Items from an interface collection
----

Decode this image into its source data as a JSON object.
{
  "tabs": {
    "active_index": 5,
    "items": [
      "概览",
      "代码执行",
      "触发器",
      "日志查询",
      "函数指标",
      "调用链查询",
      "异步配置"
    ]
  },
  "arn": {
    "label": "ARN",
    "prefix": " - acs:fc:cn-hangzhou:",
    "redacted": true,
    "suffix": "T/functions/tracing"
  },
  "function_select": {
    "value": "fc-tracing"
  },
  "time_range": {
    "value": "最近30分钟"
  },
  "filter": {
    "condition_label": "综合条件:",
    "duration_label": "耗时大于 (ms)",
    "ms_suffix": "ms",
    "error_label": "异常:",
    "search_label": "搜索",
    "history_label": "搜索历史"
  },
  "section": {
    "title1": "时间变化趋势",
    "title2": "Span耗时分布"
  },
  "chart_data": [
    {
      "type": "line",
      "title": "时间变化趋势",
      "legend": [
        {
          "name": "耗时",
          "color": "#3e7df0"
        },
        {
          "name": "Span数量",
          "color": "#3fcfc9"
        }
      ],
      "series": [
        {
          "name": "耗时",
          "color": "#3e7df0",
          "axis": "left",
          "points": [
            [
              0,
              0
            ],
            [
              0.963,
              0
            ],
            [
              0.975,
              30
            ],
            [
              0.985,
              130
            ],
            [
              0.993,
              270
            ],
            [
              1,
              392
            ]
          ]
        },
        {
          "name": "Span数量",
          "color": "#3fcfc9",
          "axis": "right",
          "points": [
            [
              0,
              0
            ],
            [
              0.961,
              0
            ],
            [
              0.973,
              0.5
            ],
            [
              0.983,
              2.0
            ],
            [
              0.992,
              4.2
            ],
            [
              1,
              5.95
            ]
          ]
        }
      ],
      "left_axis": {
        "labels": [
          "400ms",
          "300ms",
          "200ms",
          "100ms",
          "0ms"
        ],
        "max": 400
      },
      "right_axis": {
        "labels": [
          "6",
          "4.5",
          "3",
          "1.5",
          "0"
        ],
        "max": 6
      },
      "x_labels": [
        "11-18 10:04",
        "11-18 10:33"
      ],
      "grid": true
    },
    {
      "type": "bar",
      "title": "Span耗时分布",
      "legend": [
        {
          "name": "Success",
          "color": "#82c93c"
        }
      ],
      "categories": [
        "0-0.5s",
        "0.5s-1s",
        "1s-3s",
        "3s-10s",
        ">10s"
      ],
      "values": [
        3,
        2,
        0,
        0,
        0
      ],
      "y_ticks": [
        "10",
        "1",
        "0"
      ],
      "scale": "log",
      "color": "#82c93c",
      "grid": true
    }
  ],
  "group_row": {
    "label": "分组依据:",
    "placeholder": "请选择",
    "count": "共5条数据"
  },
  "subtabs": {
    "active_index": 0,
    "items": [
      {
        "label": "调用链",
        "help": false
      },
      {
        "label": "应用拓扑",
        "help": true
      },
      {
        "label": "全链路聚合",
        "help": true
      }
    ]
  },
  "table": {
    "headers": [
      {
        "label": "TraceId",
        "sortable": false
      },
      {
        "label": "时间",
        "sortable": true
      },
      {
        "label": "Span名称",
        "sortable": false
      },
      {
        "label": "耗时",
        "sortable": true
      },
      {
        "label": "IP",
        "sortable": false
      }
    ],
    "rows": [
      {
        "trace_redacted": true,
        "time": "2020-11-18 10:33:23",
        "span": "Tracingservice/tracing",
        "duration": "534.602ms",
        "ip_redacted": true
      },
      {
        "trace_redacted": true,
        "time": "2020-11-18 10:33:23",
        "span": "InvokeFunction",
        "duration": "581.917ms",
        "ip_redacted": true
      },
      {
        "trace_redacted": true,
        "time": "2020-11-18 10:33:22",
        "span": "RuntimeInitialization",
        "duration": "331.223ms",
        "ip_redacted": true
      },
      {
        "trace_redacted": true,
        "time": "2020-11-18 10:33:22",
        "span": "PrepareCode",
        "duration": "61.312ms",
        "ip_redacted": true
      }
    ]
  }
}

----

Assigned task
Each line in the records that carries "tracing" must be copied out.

Response area
    "suffix": "T/functions/tracing"
    "value": "fc-tracing"
        "span": "Tracingservice/tracing",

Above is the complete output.